- Do more sets

- Shorter rests between sets

- More exercises per muscle group

- More complex exercises

- More workouts per week

- Use a training system e.g. drop sets, supersets, etc.


Doing the same workout over and over is a sure-fire way to dig yourself into an exercise rut. Look for ways to gradually increase the difficulty of your workouts to ensure you continue to make progress.

Rest, recovery, and nutrition

Training takes a lot out of your body. If you want to get results from your workouts, you need to put something back in! That something is rest, recovery, and proper food.

Exercise breaks your muscles down; a process called catabolism. The rebuilding and recovery process only happens between workouts, and when you sleep. This is called anabolism. Subsequently, if you train hard, you must rest hard too. This means getting eight or more hours of sleep per night, avoiding training for too long (90 minutes maximum per session), and not training too often either. While exercise is good, you can have too much of a good thing.

Make sure you allow time to recover as well as time to train. Food provides the building blocks your body needs for growth and repair, so your diet needs to be healthy. Ultimately, no matter what you do in the gym; if your diet and lifestyle do not support recovery, you won’t get the results you want.
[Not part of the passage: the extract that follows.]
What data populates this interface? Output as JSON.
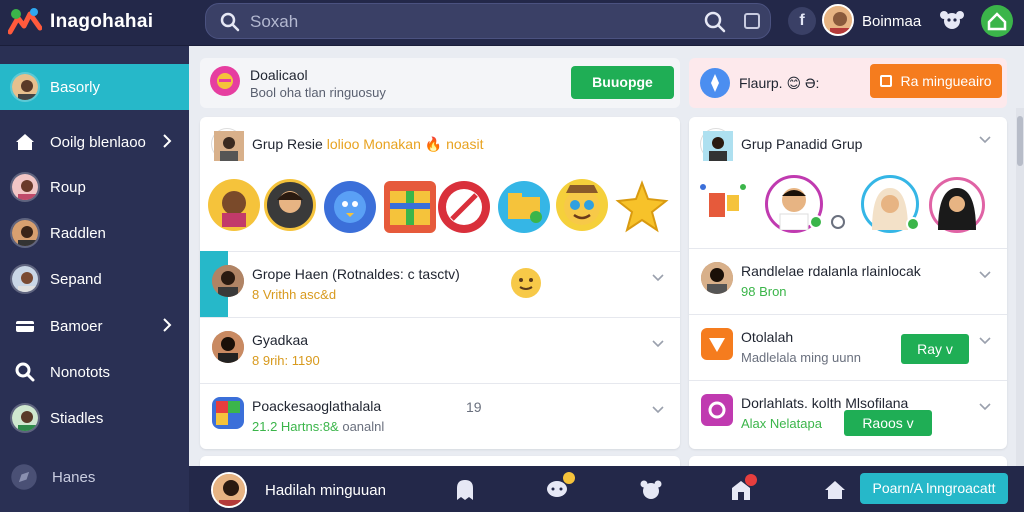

Strength training can often seem complicated but, really, it’s not. Just lift, rest, eat, sleep and repeat- Practice makes perfect. Because of exercise science, we know a lot about how training affects your body – right down to the cellular level. However, the actual process of strength training is much the same as it was over a hundred years ago. Stick to these guidelines, and you will get the results you want from your training.